Be Polite and Act in a Professional Manner: if you come across as hostile over an eviction, the person you'd like to consider renting to you may see you as not worth the risk. Remember, the new potential landlord did not cause your situation! Dress nicely when meeting with someone you're hoping will rent to you, be polite, and be seen as a good and decent person. Be on time for the appointment and be sure to thank the person for meeting with you and showing you the place they have available.
Work at Fixing Your Credit: an eviction will most likely hurt your credit if you owed money to the property owner. Do everything you can do to improve your credit score before trying to rent. That includes paying off balances, keeping revolving credit line balances low (like credit cards), paying bills on time, working at correcting errors on your credit report, clearing up collections, and not filing for new credit unless you absolutely need it (because filing for credit will most likely hurt your credit score). If you have less than perfect credit, check out this article that provides tips for renting if you have bad credit.
Gather References: if you have a previous landlord that might be willing to state that you were a good renter that paid rent on time, ask them to write a letter of recommendation for you. See if your employer might be willing to write a letter outlining your work ethic and your history with their business. Ask people that would be viewed as good character references to write letters on your behalf.
Have Proof of Employment Ready: especially if there's something negative in your history like an eviction or bad credit, make sure you have proof of your employment ready to go. This should most likely include current pay stubs and tax returns documenting your income.
Have Proof of Savings Ready: not only should you walk into a new rental situation with letters of reference and proof of income, but you should also have proof of your financial situation ready to go. Consider being ready to share bank statements to show that you are in better financial shape than when you were evicted.
Try to Correct the Eviction if Possible: if you were evicted for non-payment of rent, you might try contacting the owner and seeing if they would consider removing the eviction if you pay your debt to them. Some will and some won't, but it may not hurt to ask.

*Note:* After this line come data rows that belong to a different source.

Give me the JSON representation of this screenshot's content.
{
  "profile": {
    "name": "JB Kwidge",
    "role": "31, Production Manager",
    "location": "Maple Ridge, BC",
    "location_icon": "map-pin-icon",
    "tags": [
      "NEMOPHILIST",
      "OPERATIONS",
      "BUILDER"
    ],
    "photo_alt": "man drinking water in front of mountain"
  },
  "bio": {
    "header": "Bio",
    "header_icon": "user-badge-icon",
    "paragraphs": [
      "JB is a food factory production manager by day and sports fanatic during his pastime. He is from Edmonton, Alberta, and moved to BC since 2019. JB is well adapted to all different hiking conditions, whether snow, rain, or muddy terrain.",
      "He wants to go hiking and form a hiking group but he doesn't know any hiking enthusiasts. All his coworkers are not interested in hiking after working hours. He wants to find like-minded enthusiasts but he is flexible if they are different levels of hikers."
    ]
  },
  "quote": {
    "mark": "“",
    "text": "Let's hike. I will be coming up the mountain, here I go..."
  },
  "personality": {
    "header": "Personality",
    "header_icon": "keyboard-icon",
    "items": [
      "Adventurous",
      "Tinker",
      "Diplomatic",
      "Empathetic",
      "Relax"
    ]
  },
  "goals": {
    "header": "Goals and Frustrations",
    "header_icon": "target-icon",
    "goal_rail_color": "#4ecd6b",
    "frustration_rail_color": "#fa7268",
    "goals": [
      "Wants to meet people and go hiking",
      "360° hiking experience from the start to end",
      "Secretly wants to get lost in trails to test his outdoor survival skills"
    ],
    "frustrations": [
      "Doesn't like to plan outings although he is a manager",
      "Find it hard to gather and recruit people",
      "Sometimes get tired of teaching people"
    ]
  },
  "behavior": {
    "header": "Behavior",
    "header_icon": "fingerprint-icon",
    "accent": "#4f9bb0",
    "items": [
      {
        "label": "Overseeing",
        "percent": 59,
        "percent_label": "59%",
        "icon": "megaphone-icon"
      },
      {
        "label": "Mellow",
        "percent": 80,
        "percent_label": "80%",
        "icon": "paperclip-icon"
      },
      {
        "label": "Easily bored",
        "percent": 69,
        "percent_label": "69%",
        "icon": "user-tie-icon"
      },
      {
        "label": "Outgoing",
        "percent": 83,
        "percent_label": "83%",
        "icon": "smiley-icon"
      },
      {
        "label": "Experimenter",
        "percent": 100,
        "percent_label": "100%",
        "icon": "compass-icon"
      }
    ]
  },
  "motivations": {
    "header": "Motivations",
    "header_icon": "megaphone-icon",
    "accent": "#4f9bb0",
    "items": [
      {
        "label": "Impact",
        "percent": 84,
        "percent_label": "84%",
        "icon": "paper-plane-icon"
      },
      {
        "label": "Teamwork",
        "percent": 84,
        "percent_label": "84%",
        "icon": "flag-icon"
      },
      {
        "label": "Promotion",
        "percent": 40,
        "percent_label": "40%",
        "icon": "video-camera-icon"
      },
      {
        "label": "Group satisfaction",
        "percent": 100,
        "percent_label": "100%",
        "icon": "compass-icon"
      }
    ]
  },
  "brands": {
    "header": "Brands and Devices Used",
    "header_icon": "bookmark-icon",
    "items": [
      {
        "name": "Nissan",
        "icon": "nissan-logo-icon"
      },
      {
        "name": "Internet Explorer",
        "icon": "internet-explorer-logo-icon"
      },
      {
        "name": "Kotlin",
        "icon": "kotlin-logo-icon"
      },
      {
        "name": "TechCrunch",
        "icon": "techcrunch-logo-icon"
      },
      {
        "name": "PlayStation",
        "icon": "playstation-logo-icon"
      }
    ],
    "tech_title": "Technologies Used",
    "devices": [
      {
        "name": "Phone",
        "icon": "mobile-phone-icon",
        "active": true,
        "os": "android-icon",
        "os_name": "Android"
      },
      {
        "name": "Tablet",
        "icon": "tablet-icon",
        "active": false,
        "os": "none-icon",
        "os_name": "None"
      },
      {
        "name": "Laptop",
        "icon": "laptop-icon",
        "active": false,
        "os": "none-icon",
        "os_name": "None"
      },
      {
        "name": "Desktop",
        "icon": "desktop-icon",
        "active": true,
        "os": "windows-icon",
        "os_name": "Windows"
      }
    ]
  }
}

Get a Co-Signer: some landlords won't consider renting to a person that's been evicted unless they have someone willing to co-sign for them. The person that co-signs your lease understands that if you don't pay, they will be legally responsible for your rent.
Offer to Pre-Pay: if you were evicted for non-payment, offer to pay rent in advance. This might include agreeing to always be three months paid in advance of when your rent is due or paying a larger security deposit than the landlord is requiring up front.
Check with Friends & Family: if you are struggling to find a rental on your own, try checking with friends and family to see if they might have something available that they could rent to you.
Some landlords simply won't risk renting to someone that's been evicted, but others may be willing to consider it. Do everything possible to make a positive impression on any new potential landlord. Understand that your problems are just that - your problems. Take the time to explain what you've done to correct your past mistakes and don't hesitate to share what you've learned from them. People won't be willing to rent to you if they feel you are likely to repeat your errors.